▸ EXERCISE DIRECTIONS
Your answer should consist of each line below that includes the word "true".

Component data from apps and pages
------
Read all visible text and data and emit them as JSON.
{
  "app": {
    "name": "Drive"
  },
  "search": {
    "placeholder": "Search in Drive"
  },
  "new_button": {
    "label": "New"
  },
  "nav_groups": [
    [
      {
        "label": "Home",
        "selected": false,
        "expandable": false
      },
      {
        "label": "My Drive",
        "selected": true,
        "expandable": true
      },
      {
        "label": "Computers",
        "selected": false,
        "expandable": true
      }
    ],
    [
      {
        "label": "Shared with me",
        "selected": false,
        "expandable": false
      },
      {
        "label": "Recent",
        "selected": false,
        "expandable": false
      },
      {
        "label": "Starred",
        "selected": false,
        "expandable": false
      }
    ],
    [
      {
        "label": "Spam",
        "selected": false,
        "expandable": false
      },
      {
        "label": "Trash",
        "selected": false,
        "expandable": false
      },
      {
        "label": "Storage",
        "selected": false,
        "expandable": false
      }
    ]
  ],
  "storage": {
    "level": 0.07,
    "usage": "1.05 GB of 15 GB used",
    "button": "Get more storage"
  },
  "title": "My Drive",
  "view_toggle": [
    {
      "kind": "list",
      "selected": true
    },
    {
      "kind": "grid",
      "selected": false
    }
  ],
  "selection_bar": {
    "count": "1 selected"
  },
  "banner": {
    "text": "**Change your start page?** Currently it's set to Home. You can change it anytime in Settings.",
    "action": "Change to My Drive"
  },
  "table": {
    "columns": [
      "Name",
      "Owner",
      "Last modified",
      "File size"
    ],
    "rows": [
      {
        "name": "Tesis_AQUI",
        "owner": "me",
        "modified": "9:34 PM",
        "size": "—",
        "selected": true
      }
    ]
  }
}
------
▸ TASK RESULT
        "selected": true,
        "expandable": true
        "expandable": true
      "selected": true
        "selected": true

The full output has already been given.